First it was a stripe, then it was three. Last week I watched my son earn his yellow belt in Tae Kwon Do and I learned more than I could have imagined.
Beneath The Surface is peeling back the layers of this onion we call sports.
It’s been almost three months since my son started Tae Kwon Do. My wife and I were certain he’d into some form of martial arts since the day he fell in love with the Teenage Mutant Ninja Turtles, but we didn’t really understand the process.
A few weeks ago I wrote an article about how he’d gotten his first stripe on his white belt, the first belt in Tae Kwon Do. The moment he came home with the stripe I was reminded what it meant to be a proud parent. I was reminded what it meant to look at your child and truly understand how joy manifested itself in children.
Now, three months after he got his first stripe, he’s sporting a yellow belt. The second stage in his long journey to becoming a black belt in his art. My wife and I sat on the cushy mat spread all over the floor of the dojo and leaned against the wall as our little martial artist warmed his muscles.
The room was lined with other parents like us, some with children seeking an orange or green belt, and some seeking a yellow belt along with our son. There was a hushed chatter along the walls as parents pointed and smiled, a select few giving their children cold stares because they were playing instead focusing.
As the master took his place at the front of the room, he calmed the children with one command. A command in Korean, which after many trips to my son’s events, I still cannot make out. I’ve even asked him for an explanation, and I can’t seem to grasp it. But the kids respond.
One by one they snapped to attention and let out a stern yell, bowed respectfully, and replied, “I’m ready, Sir!” My son, calling someone, Sir? It was awesome.
My son, Corbin, was in the second group to test for his belt. He was also alone in front of the group of well over 60 people. A larger crowd than he’d never been in front of for anything in his life. Though, if he was nervous, he didn’t show it. I’m proud of that fact equally as much as I am of how he performed his moves. You see, Corbin has a tendency to be shy around adults and in large groups of people with whom he’s not familiar, but that day, he was like a rock.

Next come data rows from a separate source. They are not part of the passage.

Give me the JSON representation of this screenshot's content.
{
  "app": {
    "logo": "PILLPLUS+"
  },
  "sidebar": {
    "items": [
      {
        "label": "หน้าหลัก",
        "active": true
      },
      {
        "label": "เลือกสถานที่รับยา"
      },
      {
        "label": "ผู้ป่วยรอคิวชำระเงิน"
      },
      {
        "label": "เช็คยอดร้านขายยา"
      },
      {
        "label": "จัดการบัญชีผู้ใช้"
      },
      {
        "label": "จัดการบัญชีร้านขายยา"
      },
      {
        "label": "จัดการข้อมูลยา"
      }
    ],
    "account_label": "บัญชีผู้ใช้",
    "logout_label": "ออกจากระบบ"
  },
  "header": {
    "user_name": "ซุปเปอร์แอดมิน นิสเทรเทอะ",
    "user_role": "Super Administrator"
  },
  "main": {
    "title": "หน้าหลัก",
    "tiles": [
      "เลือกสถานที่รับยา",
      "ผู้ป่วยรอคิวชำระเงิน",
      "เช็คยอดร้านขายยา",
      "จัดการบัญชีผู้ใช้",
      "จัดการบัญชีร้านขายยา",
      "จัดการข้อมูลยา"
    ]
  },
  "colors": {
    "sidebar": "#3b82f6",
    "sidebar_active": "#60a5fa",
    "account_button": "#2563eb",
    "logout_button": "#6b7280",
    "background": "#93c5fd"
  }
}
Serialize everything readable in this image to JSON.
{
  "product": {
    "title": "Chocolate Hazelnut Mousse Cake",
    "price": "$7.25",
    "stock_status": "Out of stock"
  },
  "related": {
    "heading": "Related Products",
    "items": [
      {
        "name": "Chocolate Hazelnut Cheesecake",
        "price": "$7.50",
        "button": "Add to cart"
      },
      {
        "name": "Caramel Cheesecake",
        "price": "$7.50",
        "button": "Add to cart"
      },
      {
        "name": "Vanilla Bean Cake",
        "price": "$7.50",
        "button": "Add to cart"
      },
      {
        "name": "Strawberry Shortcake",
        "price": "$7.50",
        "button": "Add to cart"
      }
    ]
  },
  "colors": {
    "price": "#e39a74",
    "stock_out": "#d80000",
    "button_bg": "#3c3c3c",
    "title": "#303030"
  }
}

Master Jeon gave him orders, and without fail, Corbin executed. There were mistakes, sure, but with each mistake he realized it and corrected himself immediately. Showing that he’d understood what was supposed to happen, what actually happened, and how to fix it. That simple act is the circle of experience. It’s how we learn wrapped up in two minutes of action.
Corbin may not realize it for many years to come, but while he was testing for his yellow belt, he displayed the resilience he will need to make it in this world. He was given a task, accentuated with a goal at the end of it, and he worked to reach the goal. Not by doing everything perfectly, but by avoiding the same mistake twice. By listening carefully, being in the moment (which is hard for a six-year-old), and doing what he had been trained to do.
My wife and I both took videos of Corbin’s test that day, we also took pictures of Master Jeon tying on his yellow belt, him smiling from ear to ear, and the entire group of kids who tested the same day. When Corbin earned his stripe, I was proud, but when he earned his yellow belt, I saw the potential he possessed.
Maybe he doesn’t stick with it until he gets his black belt, and if he decides not too, that’s fine with me. As long as he’s doing it for a good reason and isn’t just being lazy. But regardless of whether he earns his black belt or not, he learned something valuable that day. He learned what it means to be a man in this world. To be a woman in this world. To be anybody living in this world where mistakes are inevitable, and you either learn or you spend your whole life standing still.
I’m confident in my son that he will not spend life standing still.
Photo: Flickr/Dennis Brekke